The Yanks' seventh straight win—which cut the chafing-dish hot Tampa Bay Rays' lead in the AL East to nine games—was overshadowed, though, by other events both within and without the Stadium.

The big news was how Elon Musk, released from custody on one of Attorney General William Barr's new "Get Out of Jail Free Because I Say So" warrants, promptly seized control of his stranded Space X rocket and blasted off on his own, telling the control tower that he was planning to travel to Mars and set up the first human space colony there.

In anticipation of peopling his Martian civilization, Musk first kidnapped the Knicks City Dancers AND Jasson Dominguez, the Yankees prospect known as "The Martian."

"He really IS a Martian!" Musk was heard screaming as his spaceship left the atmosphere.  "There are TV antennae that come out of the back of his head!  It's true!  I've seen it!  To Mars with the Martian!  Bwahahahaha!"

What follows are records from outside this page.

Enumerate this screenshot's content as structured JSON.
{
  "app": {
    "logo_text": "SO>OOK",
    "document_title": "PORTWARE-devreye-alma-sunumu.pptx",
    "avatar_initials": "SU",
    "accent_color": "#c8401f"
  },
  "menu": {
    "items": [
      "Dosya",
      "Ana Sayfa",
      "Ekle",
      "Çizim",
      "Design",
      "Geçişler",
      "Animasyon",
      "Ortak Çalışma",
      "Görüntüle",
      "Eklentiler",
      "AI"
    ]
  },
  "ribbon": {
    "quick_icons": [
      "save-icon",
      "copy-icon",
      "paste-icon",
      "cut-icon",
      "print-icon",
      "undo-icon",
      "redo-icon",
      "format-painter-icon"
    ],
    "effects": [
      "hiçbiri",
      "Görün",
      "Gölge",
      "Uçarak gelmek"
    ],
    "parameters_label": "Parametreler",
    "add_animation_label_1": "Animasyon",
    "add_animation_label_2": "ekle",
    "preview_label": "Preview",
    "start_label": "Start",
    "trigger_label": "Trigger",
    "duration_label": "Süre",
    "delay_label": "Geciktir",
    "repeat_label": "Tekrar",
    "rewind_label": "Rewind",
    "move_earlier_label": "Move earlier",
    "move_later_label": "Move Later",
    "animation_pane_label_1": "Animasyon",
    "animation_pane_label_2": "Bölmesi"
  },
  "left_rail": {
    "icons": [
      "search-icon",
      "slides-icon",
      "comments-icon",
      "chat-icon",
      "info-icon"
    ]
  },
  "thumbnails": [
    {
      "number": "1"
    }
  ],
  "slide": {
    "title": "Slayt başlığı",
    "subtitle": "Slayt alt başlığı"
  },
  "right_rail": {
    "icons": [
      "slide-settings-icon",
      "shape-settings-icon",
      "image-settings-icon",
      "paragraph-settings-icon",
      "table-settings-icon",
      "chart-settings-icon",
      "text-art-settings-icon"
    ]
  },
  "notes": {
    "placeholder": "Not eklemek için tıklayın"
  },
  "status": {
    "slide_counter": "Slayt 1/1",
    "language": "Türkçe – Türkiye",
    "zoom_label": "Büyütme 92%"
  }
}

Yankees GM Brian Cashman denied reports today that the Yankees had actually expedited Musk's kidnapping of their leading prospect because he was batting only .098 for the Pulaski Skyway Yankees, in the Appalachian Hollow Jug League.

"Bee hazards reeling!" Cashman told a reporter through his special, Eagle Protection gear.

When the reporter asked him, "What?" Cashman repeated, "He-has-a-high-ceiling!"—then crushed the man's larynx with his steel glove.

Meanwhile, back in the Bronx, Suzyn Waldman got into an intense argument with Special Kars-for-Kids Booth Guest Tim McCarver, who told her during the seventh-inning stretch that he had never much cared for the Yankees or the Steinbrenners, especially old George, who he described as "a loathsome bully with body odor."

Their heated argument soon turned to fisticuffs, and Stadium fans were treated to the sight of them tumbling out of the booth and onto the protective netting behind home plate while they continued to flail at each other.  They were stranded there for most of the next inning until Stadium personnel could rescue them, but they did return to finish out the game like the pros they are.

Afterwards they made it up, even enjoying a drink together at one of Yankee Stadium's many family whiskey bars.  Suzyn confessed that she may have been particularly on edge because of the latest medical reports concerning her erstwhile partner, John Sterling.

"I can't say anything," she sniffed, while putting back her third single-malt in ten minutes.  "But I think he's really in trouble.  There's no predicting the fate of 81-year-old masters with irregular brain patterns."